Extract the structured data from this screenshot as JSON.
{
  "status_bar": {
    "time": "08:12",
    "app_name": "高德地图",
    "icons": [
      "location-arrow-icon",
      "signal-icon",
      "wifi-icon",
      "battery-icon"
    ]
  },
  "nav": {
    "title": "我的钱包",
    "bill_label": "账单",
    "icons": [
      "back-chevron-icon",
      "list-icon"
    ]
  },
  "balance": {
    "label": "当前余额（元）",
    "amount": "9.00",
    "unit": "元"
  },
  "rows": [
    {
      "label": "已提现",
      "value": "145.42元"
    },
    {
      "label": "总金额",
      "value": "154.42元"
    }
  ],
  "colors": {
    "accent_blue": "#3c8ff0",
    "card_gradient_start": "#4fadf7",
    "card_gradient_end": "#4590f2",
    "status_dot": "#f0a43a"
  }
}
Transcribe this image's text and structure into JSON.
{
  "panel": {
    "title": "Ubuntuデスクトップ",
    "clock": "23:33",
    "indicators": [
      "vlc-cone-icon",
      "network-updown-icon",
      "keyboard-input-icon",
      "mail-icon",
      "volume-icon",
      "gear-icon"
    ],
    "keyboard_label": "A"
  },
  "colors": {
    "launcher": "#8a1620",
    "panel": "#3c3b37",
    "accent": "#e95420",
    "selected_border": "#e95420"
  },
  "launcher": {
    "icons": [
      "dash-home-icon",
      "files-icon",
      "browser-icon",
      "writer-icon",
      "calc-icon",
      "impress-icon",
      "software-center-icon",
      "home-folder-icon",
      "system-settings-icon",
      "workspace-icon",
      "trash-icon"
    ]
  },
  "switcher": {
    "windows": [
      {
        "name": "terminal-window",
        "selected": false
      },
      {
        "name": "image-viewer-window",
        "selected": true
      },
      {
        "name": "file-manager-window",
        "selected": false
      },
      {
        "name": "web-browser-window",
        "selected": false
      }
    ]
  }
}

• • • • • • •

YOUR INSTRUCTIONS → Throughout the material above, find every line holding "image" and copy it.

OUTPUT FOR THIS TASK →
Transcribe this image's text and structure into JSON.
        "name": "image-viewer-window",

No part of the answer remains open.